Louisiana’s Dustin Poirier has only been fighting professionally for a little over two years, but in that span, the featherweight has managed to compete in the now-defunct WEC and be featured on the UFC’s first card on Fox.  That fact is not lost on the 22-year-old fighter.

“It’s just the beginning,” the man known as “The Diamond” proclaimed.  “Twenty years from now, when I’m running a gym, I’ll be able to tell the new guys that I fought on ‘UFC on Fox 1.’  (There’s) no telling what event (number) they’ll be on by the time that happens.”

Speaking with The MMA Corner, Poirier not only expressed his excitement for his upcoming bout, but talked about his journey to this point and where he thinks the future will take him.

Poirier twice competed for the WEC in the lightweight division, dropping a decision to Danny Castillo (the only loss of his career) and scoring a TKO over Zach Micklewright in under a minute.  While the promotion was absorbed in early 2011 by the UFC, Poirier is proud to have fought under their banner.

“Coming over from the WEC is part of the history of the sport,” the fighter said.  “There’s not any new fighters who can claim they’re a WEC veteran.  It’s like being a Pride veteran.”

While Poirier likely caught the attention of the UFC with his win over Micklewright, it was his first UFC bout that really established the Tim Credeur protégé as a force to reckon with inside the Octagon.  Stepping in at the last minute against then No. 1 contender Josh Grispi at UFC 125, Poirier put on a clinic, dismantling his opponent in his featherweight debut.

“I got to showcase my skills to a bigger audience than if it had been on a preliminary card because it was on ION (TV),” recalled Poirier.  “It jump-started my UFC career and threw me in the mix big time.  I showed I was better than him in that fight.”

In June, Poirier followed up on the performance by defeating Jason Young at UFC 131.  Now he’ll face off with fellow WEC veteran Pablo Garza at the Fox event on Nov. 12.  Both fighters have run their record to 2-0 inside the Octagon, but Poirier is quick to point out that he’s had more time in the cage, having gone the distance in both his bouts.  Even so, he’s not overlooking Garza.

“It’s a fight; you never know what’s going to happen,” said Poirier.  “I see holes in his game, but I’m sure he’s saying the same thing about me.  I’m going to try to capitalize on his mistakes.

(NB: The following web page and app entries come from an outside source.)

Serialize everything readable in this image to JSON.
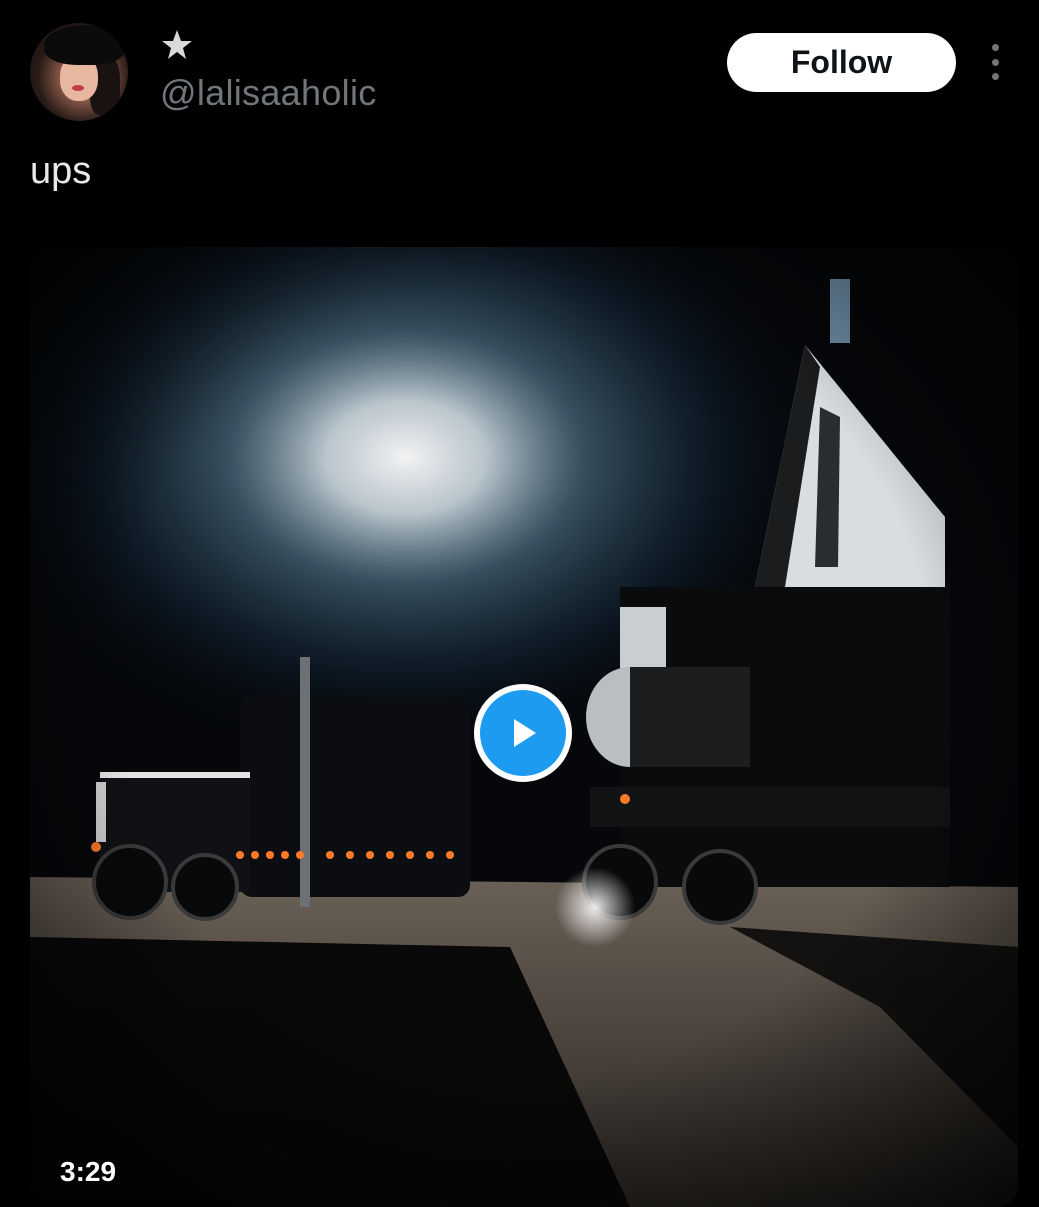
{
  "post": {
    "handle": "@lalisaaholic",
    "badge_icon": "star-icon",
    "follow_label": "Follow",
    "more_icon": "more-options-icon",
    "text": "ups"
  },
  "media": {
    "type": "video",
    "play_icon": "play-icon",
    "duration": "3:29"
  },
  "colors": {
    "background": "#000000",
    "handle": "#71767b",
    "text": "#e7e9ea",
    "play_accent": "#1d9bf0",
    "follow_bg": "#ffffff"
  }
}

“I don’t think he’s run into a fighter like me. I walk in there with my chin down and throw punches.  I’m going to rough him up and test both his heart and his chin.”

In preparation for the fight, Poirier has spent time away from his Louisiana home, venturing to New Jersey to train with Kurt Pellegrino and to Texas to train with Yves Edwards.  And while a win over Garza could move him one step closer to a title shot, Poirier is realistic about his growth as a fighter.

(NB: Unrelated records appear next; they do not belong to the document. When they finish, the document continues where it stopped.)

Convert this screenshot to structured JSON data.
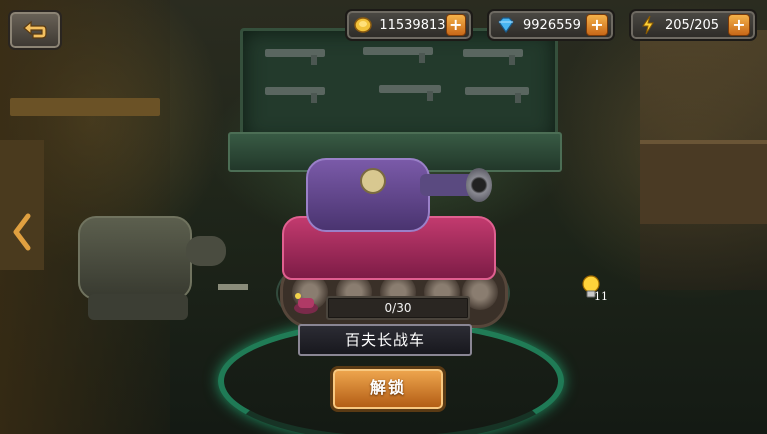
{
  "top_bar": {
    "gold": {
      "value": "11539813",
      "icon": "gold-coin-icon",
      "add_icon": "plus-icon"
    },
    "gems": {
      "value": "9926559",
      "icon": "blue-gem-icon",
      "add_icon": "plus-icon"
    },
    "energy": {
      "value": "205/205",
      "icon": "lightning-icon",
      "add_icon": "plus-icon"
    },
    "plus_label": "+"
  },
  "back_button": {
    "icon": "back-arrow-icon"
  },
  "navigation": {
    "left_arrow_icon": "chevron-left-icon"
  },
  "tank": {
    "name": "百夫长战车",
    "fragments": "0/30",
    "fragments_progress": 0
  },
  "unlock_button": {
    "label": "解锁"
  },
  "hint": {
    "icon": "lightbulb-icon",
    "count": "11"
  },
  "colors": {
    "accent_orange": "#e08a2c",
    "platform_glow": "#28c88c",
    "tank_primary": "#c23a6e"
  }
}
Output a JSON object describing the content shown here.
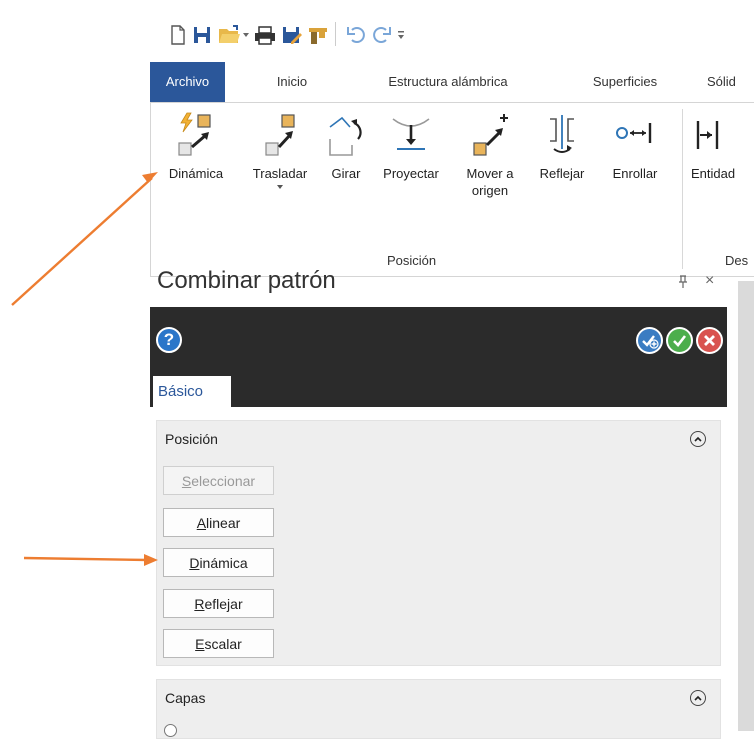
{
  "quick_access": {
    "icons": [
      "new-file-icon",
      "save-icon",
      "open-folder-icon",
      "dropdown-arrow-icon",
      "print-icon",
      "save-edit-icon",
      "library-icon",
      "undo-icon",
      "redo-icon",
      "customize-icon"
    ]
  },
  "ribbon_tabs": [
    {
      "label": "Archivo",
      "active": true
    },
    {
      "label": "Inicio",
      "active": false
    },
    {
      "label": "Estructura alámbrica",
      "active": false
    },
    {
      "label": "Superficies",
      "active": false
    },
    {
      "label": "Sólid",
      "active": false
    }
  ],
  "ribbon": {
    "buttons": [
      {
        "label": "Dinámica",
        "icon": "dynamic-move-icon"
      },
      {
        "label": "Trasladar",
        "icon": "translate-icon",
        "has_dropdown": true
      },
      {
        "label": "Girar",
        "icon": "rotate-icon"
      },
      {
        "label": "Proyectar",
        "icon": "project-icon"
      },
      {
        "label": "Mover a",
        "label2": "origen",
        "icon": "move-to-origin-icon"
      },
      {
        "label": "Reflejar",
        "icon": "mirror-icon"
      },
      {
        "label": "Enrollar",
        "icon": "wrap-icon"
      },
      {
        "label": "Entidad",
        "icon": "entity-icon"
      }
    ],
    "group_label": "Posición",
    "group_label_next": "Des"
  },
  "panel": {
    "title": "Combinar patrón",
    "pin_glyph": "ᵖ",
    "close_glyph": "×",
    "tab": "Básico",
    "section_position": {
      "title": "Posición",
      "buttons": [
        {
          "pre": "",
          "u": "S",
          "post": "eleccionar",
          "disabled": true
        },
        {
          "pre": "",
          "u": "A",
          "post": "linear",
          "disabled": false
        },
        {
          "pre": "",
          "u": "D",
          "post": "inámica",
          "disabled": false
        },
        {
          "pre": "",
          "u": "R",
          "post": "eflejar",
          "disabled": false
        },
        {
          "pre": "",
          "u": "E",
          "post": "scalar",
          "disabled": false
        }
      ]
    },
    "section_layers": {
      "title": "Capas"
    }
  },
  "colors": {
    "accent": "#2b579a",
    "arrow": "#ed7d31",
    "dark_header": "#2b2b2b",
    "section_bg": "#eeeeee"
  }
}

“I hope I’m a couple fights away (from a title shot),” explained the fighter.  “I’m not trying to rush that.  I just want to keep winning fights and fighting tough guys.  Maybe in a year or two, I’ll fight for the title.”

Most fighters take the opposite approach, but Poirier’s maturity shines through. He recognizes that with each day he is learning and gaining valuable experience that makes him a better fighter every time he steps in the cage.

“I don’t want to sprint to a title fight, and then drop the ball.  When I get it, it’s going to be mine for a while,” Poirier concluded.

For now, Poirier will continue to work hard and enjoy his journey.

“It’s been incredible.  The ups, the downs, the work, the time off.  It’s happening faster than I thought,” admitted the featherweight.  “But it’s the fruit of my labor.”

Look for Poirier on the Facebook and Fox.com stream of the UFC of Fox undercard, which takes place from the Honda Center in Anaheim, Calif. on Nov. 12

Top Photo: Dustin Poirier (Rob Tatum/The MMA Corner)